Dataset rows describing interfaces
^^^^
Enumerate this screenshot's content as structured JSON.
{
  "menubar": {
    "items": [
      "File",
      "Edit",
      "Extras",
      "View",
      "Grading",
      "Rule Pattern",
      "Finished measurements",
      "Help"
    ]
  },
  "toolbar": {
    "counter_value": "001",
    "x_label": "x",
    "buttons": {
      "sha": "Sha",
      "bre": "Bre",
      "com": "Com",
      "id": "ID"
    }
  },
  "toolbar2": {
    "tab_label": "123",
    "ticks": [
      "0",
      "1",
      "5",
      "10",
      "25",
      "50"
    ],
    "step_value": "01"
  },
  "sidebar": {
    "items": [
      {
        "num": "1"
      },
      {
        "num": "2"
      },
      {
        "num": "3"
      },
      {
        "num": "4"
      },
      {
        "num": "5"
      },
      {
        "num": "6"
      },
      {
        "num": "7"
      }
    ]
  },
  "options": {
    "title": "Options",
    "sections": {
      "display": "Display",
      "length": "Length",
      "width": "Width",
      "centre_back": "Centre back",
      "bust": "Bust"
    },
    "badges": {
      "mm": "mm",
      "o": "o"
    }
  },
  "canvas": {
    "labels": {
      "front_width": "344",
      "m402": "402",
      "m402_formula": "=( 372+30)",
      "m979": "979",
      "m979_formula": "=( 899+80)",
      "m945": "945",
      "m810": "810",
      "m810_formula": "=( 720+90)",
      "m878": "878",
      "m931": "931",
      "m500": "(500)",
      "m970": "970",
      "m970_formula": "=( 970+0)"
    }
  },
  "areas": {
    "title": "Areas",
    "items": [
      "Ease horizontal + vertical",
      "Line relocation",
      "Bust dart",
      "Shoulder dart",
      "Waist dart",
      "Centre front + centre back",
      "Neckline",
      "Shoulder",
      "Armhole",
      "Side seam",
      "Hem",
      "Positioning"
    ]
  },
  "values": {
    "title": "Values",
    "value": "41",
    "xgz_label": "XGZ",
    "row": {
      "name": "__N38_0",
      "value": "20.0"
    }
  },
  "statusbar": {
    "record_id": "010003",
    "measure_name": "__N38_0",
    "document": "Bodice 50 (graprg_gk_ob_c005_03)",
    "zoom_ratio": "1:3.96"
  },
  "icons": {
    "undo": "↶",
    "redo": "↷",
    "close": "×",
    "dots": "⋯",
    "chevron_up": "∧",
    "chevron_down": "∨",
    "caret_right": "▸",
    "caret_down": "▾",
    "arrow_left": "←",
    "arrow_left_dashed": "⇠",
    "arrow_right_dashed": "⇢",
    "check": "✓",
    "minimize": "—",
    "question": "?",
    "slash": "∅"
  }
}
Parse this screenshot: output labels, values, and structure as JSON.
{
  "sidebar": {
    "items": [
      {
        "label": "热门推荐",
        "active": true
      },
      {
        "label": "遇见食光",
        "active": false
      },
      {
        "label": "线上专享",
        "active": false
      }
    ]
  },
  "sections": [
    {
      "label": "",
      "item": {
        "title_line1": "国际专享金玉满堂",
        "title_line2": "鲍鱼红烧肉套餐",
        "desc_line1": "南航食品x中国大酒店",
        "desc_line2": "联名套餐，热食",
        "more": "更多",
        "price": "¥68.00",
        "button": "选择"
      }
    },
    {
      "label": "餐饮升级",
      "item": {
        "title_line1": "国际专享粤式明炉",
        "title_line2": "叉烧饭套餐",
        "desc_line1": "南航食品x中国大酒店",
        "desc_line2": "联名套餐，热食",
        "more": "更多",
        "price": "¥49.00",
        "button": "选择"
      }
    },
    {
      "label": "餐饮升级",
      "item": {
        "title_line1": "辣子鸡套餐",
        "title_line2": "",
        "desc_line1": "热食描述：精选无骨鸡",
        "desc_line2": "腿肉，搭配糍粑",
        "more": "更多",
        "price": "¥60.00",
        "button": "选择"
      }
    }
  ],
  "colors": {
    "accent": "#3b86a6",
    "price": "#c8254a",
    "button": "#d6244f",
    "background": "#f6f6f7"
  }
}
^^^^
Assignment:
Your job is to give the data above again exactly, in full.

Output below:
Enumerate this screenshot's content as structured JSON.
{
  "menubar": {
    "items": [
      "File",
      "Edit",
      "Extras",
      "View",
      "Grading",
      "Rule Pattern",
      "Finished measurements",
      "Help"
    ]
  },
  "toolbar": {
    "counter_value": "001",
    "x_label": "x",
    "buttons": {
      "sha": "Sha",
      "bre": "Bre",
      "com": "Com",
      "id": "ID"
    }
  },
  "toolbar2": {
    "tab_label": "123",
    "ticks": [
      "0",
      "1",
      "5",
      "10",
      "25",
      "50"
    ],
    "step_value": "01"
  },
  "sidebar": {
    "items": [
      {
        "num": "1"
      },
      {
        "num": "2"
      },
      {
        "num": "3"
      },
      {
        "num": "4"
      },
      {
        "num": "5"
      },
      {
        "num": "6"
      },
      {
        "num": "7"
      }
    ]
  },
  "options": {
    "title": "Options",
    "sections": {
      "display": "Display",
      "length": "Length",
      "width": "Width",
      "centre_back": "Centre back",
      "bust": "Bust"
    },
    "badges": {
      "mm": "mm",
      "o": "o"
    }
  },
  "canvas": {
    "labels": {
      "front_width": "344",
      "m402": "402",
      "m402_formula": "=( 372+30)",
      "m979": "979",
      "m979_formula": "=( 899+80)",
      "m945": "945",
      "m810": "810",
      "m810_formula": "=( 720+90)",
      "m878": "878",
      "m931": "931",
      "m500": "(500)",
      "m970": "970",
      "m970_formula": "=( 970+0)"
    }
  },
  "areas": {
    "title": "Areas",
    "items": [
      "Ease horizontal + vertical",
      "Line relocation",
      "Bust dart",
      "Shoulder dart",
      "Waist dart",
      "Centre front + centre back",
      "Neckline",
      "Shoulder",
      "Armhole",
      "Side seam",
      "Hem",
      "Positioning"
    ]
  },
  "values": {
    "title": "Values",
    "value": "41",
    "xgz_label": "XGZ",
    "row": {
      "name": "__N38_0",
      "value": "20.0"
    }
  },
  "statusbar": {
    "record_id": "010003",
    "measure_name": "__N38_0",
    "document": "Bodice 50 (graprg_gk_ob_c005_03)",
    "zoom_ratio": "1:3.96"
  },
  "icons": {
    "undo": "↶",
    "redo": "↷",
    "close": "×",
    "dots": "⋯",
    "chevron_up": "∧",
    "chevron_down": "∨",
    "caret_right": "▸",
    "caret_down": "▾",
    "arrow_left": "←",
    "arrow_left_dashed": "⇠",
    "arrow_right_dashed": "⇢",
    "check": "✓",
    "minimize": "—",
    "question": "?",
    "slash": "∅"
  }
}
Parse this screenshot: output labels, values, and structure as JSON.
{
  "sidebar": {
    "items": [
      {
        "label": "热门推荐",
        "active": true
      },
      {
        "label": "遇见食光",
        "active": false
      },
      {
        "label": "线上专享",
        "active": false
      }
    ]
  },
  "sections": [
    {
      "label": "",
      "item": {
        "title_line1": "国际专享金玉满堂",
        "title_line2": "鲍鱼红烧肉套餐",
        "desc_line1": "南航食品x中国大酒店",
        "desc_line2": "联名套餐，热食",
        "more": "更多",
        "price": "¥68.00",
        "button": "选择"
      }
    },
    {
      "label": "餐饮升级",
      "item": {
        "title_line1": "国际专享粤式明炉",
        "title_line2": "叉烧饭套餐",
        "desc_line1": "南航食品x中国大酒店",
        "desc_line2": "联名套餐，热食",
        "more": "更多",
        "price": "¥49.00",
        "button": "选择"
      }
    },
    {
      "label": "餐饮升级",
      "item": {
        "title_line1": "辣子鸡套餐",
        "title_line2": "",
        "desc_line1": "热食描述：精选无骨鸡",
        "desc_line2": "腿肉，搭配糍粑",
        "more": "更多",
        "price": "¥60.00",
        "button": "选择"
      }
    }
  ],
  "colors": {
    "accent": "#3b86a6",
    "price": "#c8254a",
    "button": "#d6244f",
    "background": "#f6f6f7"
  }
}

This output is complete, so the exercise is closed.